In most of England, a teacake is a light, sweet, yeast-based bun containing dried fruits, most usually currants, sultanas or peel. It is typically split, toasted, buttered, and served with tea. It is flat and circular, with a smooth brown upper surface and a somewhat lighter underside. Although most people refer to a teacake as a cake containing fruit, in East Lancashire, certain areas of Yorkshire and Cumbria the name currant teacake is used to distinguish fruited 'cakes' from plain bread rolls. In West Yorkshire, a large plain white or brown bread roll 9 inches or 225 mm diameter is often also called a teacake and is used to make very large sandwiches. Many cafes sell these for breakfast or midmorning snacks. In Kent, the teacake is known as a "huffkin", which is often flavoured with hops, especially at the time of harvesting hops in September. In Sussex, a luxurious version of the teacake with added aromatics such as nutmeg, cinnamon and rose water is still sometimes made and called a manchet or Lady Arundel's Manchet.

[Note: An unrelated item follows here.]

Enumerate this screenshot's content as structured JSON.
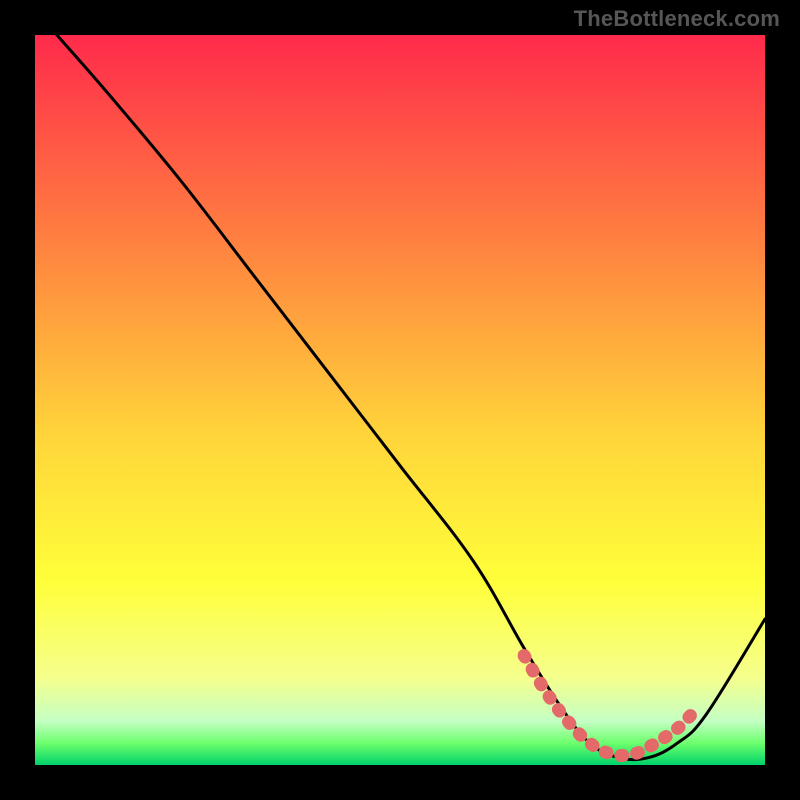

In East Lancashire, the former West Riding of Yorkshire, Cumbria and elsewhere in the North like the town of Barnsley, a teacake is a round bread roll which is cut in half to make sandwiches. They do not usually contain any sort of dried fruit. They can be made with either white, brown, wholemeal, or Granary flour (a brand of flour produced by Hovis, made by malting wheat, crushing the grains, roasting them, and then mixing them with brown flour). A favourite way to eat them is to slice them into fingers, toast and then spread with butter and Bovril or Marmite.

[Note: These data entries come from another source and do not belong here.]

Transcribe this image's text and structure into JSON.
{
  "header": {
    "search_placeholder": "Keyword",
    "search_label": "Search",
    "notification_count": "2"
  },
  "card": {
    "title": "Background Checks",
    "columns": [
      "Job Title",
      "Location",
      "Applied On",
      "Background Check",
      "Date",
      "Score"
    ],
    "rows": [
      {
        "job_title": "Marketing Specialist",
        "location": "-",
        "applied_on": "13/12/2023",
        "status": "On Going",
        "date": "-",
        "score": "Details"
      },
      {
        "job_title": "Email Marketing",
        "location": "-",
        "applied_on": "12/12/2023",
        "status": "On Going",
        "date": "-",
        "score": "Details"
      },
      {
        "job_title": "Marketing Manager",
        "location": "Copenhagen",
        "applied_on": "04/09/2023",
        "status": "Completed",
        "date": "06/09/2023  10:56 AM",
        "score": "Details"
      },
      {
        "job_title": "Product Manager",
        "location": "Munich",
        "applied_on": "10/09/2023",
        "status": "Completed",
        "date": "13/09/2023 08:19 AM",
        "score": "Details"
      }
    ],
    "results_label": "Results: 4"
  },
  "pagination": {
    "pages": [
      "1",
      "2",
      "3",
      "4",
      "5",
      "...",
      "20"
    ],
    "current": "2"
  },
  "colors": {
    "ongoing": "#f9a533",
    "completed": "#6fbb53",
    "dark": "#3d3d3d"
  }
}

The Tunnock's Teacake, made in Scotland but popular throughout the UK, is a chocolate-coated marshmallow with a round biscuit base. The dome comprises Italian meringue, a whipped egg white concoction similar to marshmallow, encased in chocolate.
The Tunnock's Teacake carries an important cultural significance within Scotland, including being featured at the opening ceremony of the Glasgow 2014 Commonwealth Games.

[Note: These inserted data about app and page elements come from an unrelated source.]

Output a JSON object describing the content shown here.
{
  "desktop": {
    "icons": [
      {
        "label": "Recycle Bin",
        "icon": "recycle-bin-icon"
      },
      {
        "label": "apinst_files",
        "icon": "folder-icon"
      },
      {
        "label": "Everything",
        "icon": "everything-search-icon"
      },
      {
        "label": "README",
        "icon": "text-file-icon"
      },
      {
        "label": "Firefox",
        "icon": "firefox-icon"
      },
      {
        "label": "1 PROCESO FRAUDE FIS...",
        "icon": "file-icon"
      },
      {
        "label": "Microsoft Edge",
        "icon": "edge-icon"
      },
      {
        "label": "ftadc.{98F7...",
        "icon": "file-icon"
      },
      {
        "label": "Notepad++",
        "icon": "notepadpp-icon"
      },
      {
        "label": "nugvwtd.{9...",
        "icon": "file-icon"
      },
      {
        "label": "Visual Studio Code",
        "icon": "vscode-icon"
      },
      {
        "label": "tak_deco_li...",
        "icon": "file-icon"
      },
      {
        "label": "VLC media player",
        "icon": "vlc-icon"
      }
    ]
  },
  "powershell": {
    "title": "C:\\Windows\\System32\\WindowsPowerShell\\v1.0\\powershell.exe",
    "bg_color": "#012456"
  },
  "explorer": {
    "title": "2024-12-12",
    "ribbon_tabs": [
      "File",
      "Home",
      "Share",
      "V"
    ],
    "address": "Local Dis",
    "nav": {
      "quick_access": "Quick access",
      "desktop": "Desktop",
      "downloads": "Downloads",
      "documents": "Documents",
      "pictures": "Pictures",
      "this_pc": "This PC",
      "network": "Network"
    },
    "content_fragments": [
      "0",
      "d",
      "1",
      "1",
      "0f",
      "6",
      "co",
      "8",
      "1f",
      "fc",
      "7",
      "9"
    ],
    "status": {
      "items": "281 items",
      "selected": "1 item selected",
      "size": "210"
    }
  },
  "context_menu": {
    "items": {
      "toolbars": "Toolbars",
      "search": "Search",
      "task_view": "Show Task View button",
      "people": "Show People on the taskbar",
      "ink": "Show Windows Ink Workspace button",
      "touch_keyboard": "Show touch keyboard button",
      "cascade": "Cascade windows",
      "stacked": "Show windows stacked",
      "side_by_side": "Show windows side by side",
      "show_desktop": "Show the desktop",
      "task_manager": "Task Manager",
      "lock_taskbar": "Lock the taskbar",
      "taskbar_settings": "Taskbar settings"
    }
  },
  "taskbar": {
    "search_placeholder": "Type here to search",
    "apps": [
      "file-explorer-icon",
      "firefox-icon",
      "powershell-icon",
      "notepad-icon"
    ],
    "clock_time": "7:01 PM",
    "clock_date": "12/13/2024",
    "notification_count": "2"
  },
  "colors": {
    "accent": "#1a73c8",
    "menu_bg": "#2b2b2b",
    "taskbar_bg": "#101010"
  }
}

Sweden and Finland
In Sweden, the word for teacake (tekaka) refers to a sweetened wheat yeast bread. It is served warm with butter and jam. It is often served with cheese as well. In Finland there is a similar dish called teeleipä.
In the Southeastern United States, a teacake is a traditional dense large cookie, made with sugar, butter, eggs, flour, milk, and flavoring. They are particularly associated with the African-American community and were originally developed as an analog of the pastries served to guests by white women when entertaining.
In Australia and India, a teacake is typically a butter cake, usually ready to serve warm from the oven in less than 30 minutes. Ingredients typically consist of flour, eggs, butter, cinnamon and sugar. It is traditionally served warm as an accompaniment to tea. Australian teacakes are sprinkled with cinnamon and fine (caster) sugar, and are usually served warm from the oven with additional butter. Indian recipes avoid cinnamon.
- Chocolate teacakes, a kind of chocolate-coated marshmallow treat
- Coffee cake, a class of cakes that are served with coffee
- Funing big cake
- List of sweet breads
- Madeleine (cake), a type of individual French cake, shell shaped
- Russian tea cake, also called Mexican wedding cookies, a kind of cookie that originated in Russia
- Tea (meal)
- Tea culture
- Tea loaf
- Concise Oxford English Dictionary, Eleventh Edition (revised) 2006
- "Granary®". Rank Hovis. Retrieved 12 June 2012.
- Robert Lea (14 April 2010). "The Willy Wonka of Tannochside: Tunnock's MD, Boyd Tunnock". The Times. Archived from the original on 24 April 2011. Retrieved 24 April 2011.
- The Georgia Cook Book, Georgia Home Economics Association. Atlanta, 1980.
- Karen Grigsby Bates (2016-06-19). "Food To Celebrate Freedom: Tea Cakes For Juneteenth!". Retrieved 2016-06-20.
- "Cinnamon tea cake". Taste.com.au. 1 January 2010. Retrieved 4 May 2020.
- "Cinnamon teacake". Player.fm. Retrieved 4 May 2020.